- Oldsmobile sold 35 million units before it was discontinued
- Kodak no longer makes digital cameras
- No one now “listens” when E.F. Hutton talks
- Levitz Furniture existed for more than 100 years
- We can no longer “fill it to the rim with Brim” (coffee)
So let’s take a lesson from this brand history and apply it to Talent Management. My fundamental question is this – Is your employment brand relevant to both existing and perspective staff? Is it improving, stable, or diminishing?
Research continues to reinforce that we are in and will continue to have a significant talent supply-demand challenge. Jobs will be harder to fill with quality candidates even though unemployment is higher than normal.

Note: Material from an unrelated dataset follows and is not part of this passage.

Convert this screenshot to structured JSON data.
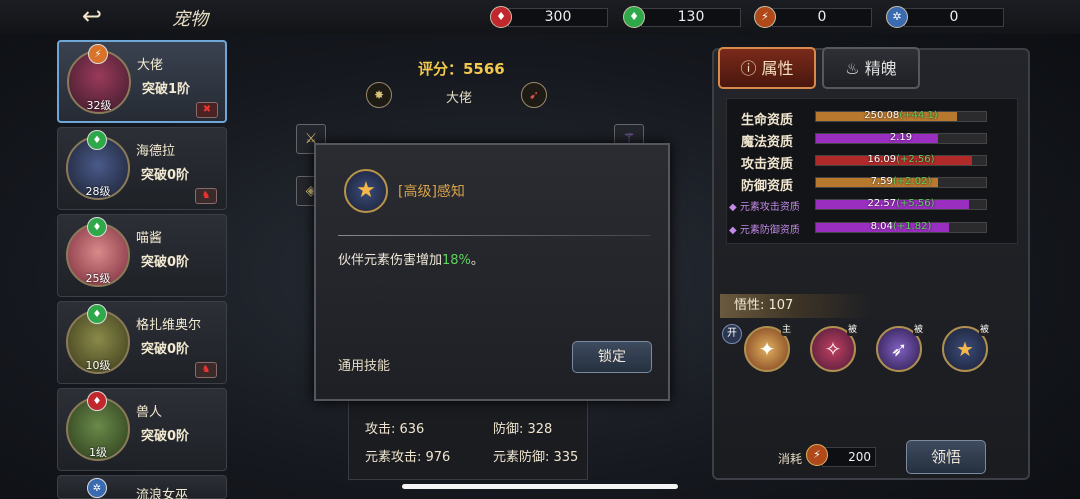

Attracting, developing, engaging, and retaining a workforce that performs at consistently high levels will be a huge competitive advantage.
Historically, many businesses used ‘rational’ elements to achieve a relevant employment brand – things like higher wages, pensions, incentives, long-term employment, free health care, promotion from within, and ‘perks’ like subsidized child care, unlimited sick days, and free fitness center. Global competition and increasing shareholder expectations have put increased pressure on the ability to sustain these types of rational elements.
Other businesses focused more on ‘emotional’ elements including: creating a different workplace environment and business culture, values-based behavior, non-financial reinforcement (recognition), personal development, and world-class leadership that strived to balance customer, shareholder, and employee needs.
Here are a few key questions I ask my clients as they assess the relevance of the employment brand and its impact on current and future performance:
- What are current employees’ gut feeling about your organization as a desirable place to work? How do you know?
- What ‘promise(s)’ are symbolized in your employment brand that people believe you can deliver and they want to be a part of?
- What differentiates you from other employers? Can it be sustained?
- Do employees have a consistent experience that reflects your employment brand?
Finally, replace the word ‘brand’ with ‘reputation’. Is your organization’s reputation going to help it attract, develop, engage, and retain the talent you need? What are you proactively doing to be relevant to current and prospective employees? Your brand and reputation can’t be put on automatic – just ask Oldsmobile, Kodak, Levitz, E.F. Hutton and others.